If a line below contains "number", add it to your tally, then answer with the tally alone.
=-=-=-=-=
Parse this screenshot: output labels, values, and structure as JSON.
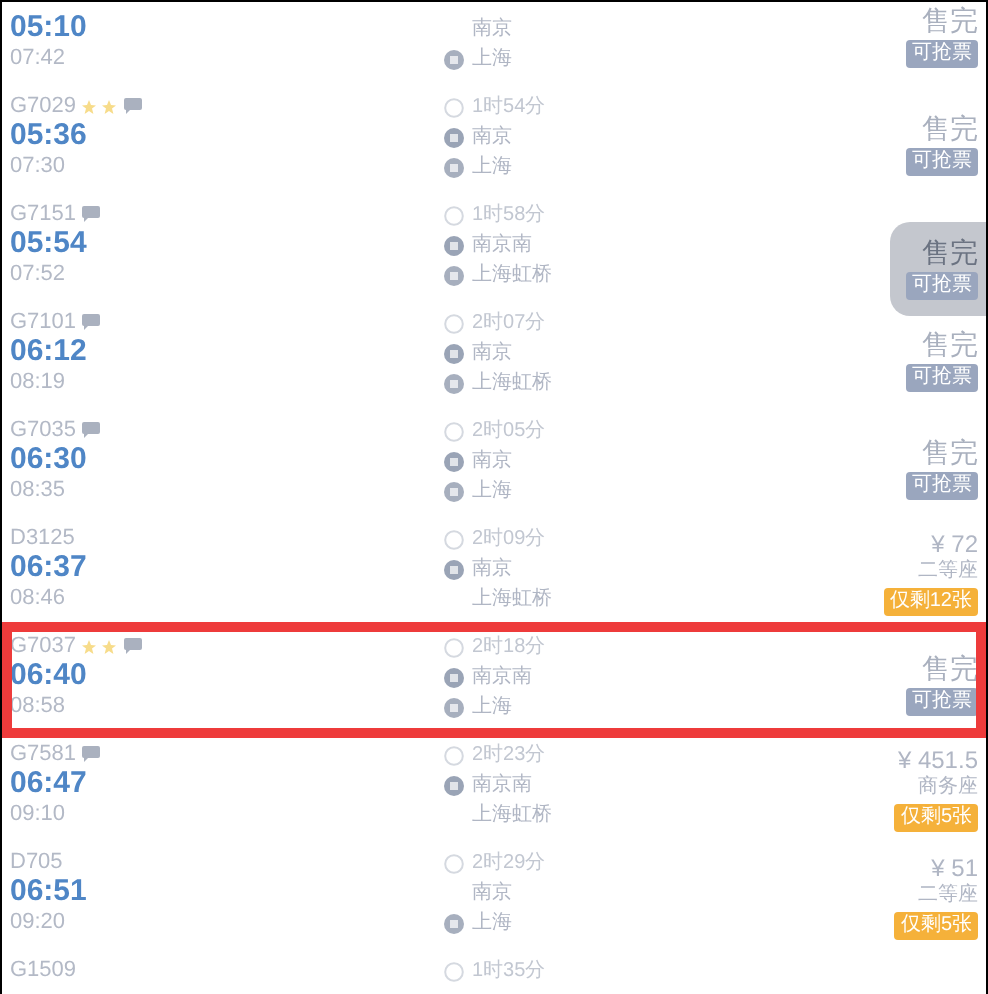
{
  "trains": [
    {
      "depart": "05:10",
      "arrive": "07:42",
      "from": {
        "name": "南京",
        "kind": "start_hidden"
      },
      "to": {
        "name": "上海",
        "kind": "end"
      },
      "status": {
        "kind": "sold_out",
        "label": "售完",
        "tag": "可抢票"
      },
      "marked": false,
      "bubble": false,
      "pressed": false,
      "highlighted": false
    },
    {
      "number": "G7029",
      "depart": "05:36",
      "arrive": "07:30",
      "duration": "1时54分",
      "from": {
        "name": "南京",
        "kind": "start"
      },
      "to": {
        "name": "上海",
        "kind": "end"
      },
      "status": {
        "kind": "sold_out",
        "label": "售完",
        "tag": "可抢票"
      },
      "marked": true,
      "bubble": true,
      "pressed": false,
      "highlighted": false
    },
    {
      "number": "G7151",
      "depart": "05:54",
      "arrive": "07:52",
      "duration": "1时58分",
      "from": {
        "name": "南京南",
        "kind": "start"
      },
      "to": {
        "name": "上海虹桥",
        "kind": "end"
      },
      "status": {
        "kind": "sold_out",
        "label": "售完",
        "tag": "可抢票"
      },
      "marked": false,
      "bubble": true,
      "pressed": true,
      "highlighted": false
    },
    {
      "number": "G7101",
      "depart": "06:12",
      "arrive": "08:19",
      "duration": "2时07分",
      "from": {
        "name": "南京",
        "kind": "start"
      },
      "to": {
        "name": "上海虹桥",
        "kind": "end"
      },
      "status": {
        "kind": "sold_out",
        "label": "售完",
        "tag": "可抢票"
      },
      "marked": false,
      "bubble": true,
      "pressed": false,
      "highlighted": false
    },
    {
      "number": "G7035",
      "depart": "06:30",
      "arrive": "08:35",
      "duration": "2时05分",
      "from": {
        "name": "南京",
        "kind": "start"
      },
      "to": {
        "name": "上海",
        "kind": "end"
      },
      "status": {
        "kind": "sold_out",
        "label": "售完",
        "tag": "可抢票"
      },
      "marked": false,
      "bubble": true,
      "pressed": false,
      "highlighted": false
    },
    {
      "number": "D3125",
      "depart": "06:37",
      "arrive": "08:46",
      "duration": "2时09分",
      "from": {
        "name": "南京",
        "kind": "start"
      },
      "to": {
        "name": "上海虹桥",
        "kind": "pass"
      },
      "status": {
        "kind": "available",
        "price": "¥ 72",
        "seat": "二等座",
        "tag": "仅剩12张"
      },
      "marked": false,
      "bubble": false,
      "highlighted": false
    },
    {
      "number": "G7037",
      "depart": "06:40",
      "arrive": "08:58",
      "duration": "2时18分",
      "from": {
        "name": "南京南",
        "kind": "start"
      },
      "to": {
        "name": "上海",
        "kind": "end"
      },
      "status": {
        "kind": "sold_out",
        "label": "售完",
        "tag": "可抢票"
      },
      "marked": true,
      "bubble": true,
      "pressed": false,
      "highlighted": true
    },
    {
      "number": "G7581",
      "depart": "06:47",
      "arrive": "09:10",
      "duration": "2时23分",
      "from": {
        "name": "南京南",
        "kind": "start"
      },
      "to": {
        "name": "上海虹桥",
        "kind": "pass"
      },
      "status": {
        "kind": "available",
        "price": "¥ 451.5",
        "seat": "商务座",
        "tag": "仅剩5张"
      },
      "marked": false,
      "bubble": true,
      "highlighted": false
    },
    {
      "number": "D705",
      "depart": "06:51",
      "arrive": "09:20",
      "duration": "2时29分",
      "from": {
        "name": "南京",
        "kind": "pass"
      },
      "to": {
        "name": "上海",
        "kind": "end"
      },
      "status": {
        "kind": "available",
        "price": "¥ 51",
        "seat": "二等座",
        "tag": "仅剩5张"
      },
      "marked": false,
      "bubble": false,
      "highlighted": false
    },
    {
      "number": "G1509",
      "duration": "1时35分",
      "marked": false,
      "bubble": false,
      "highlighted": false
    }
  ]
}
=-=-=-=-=
Solution to this task: 9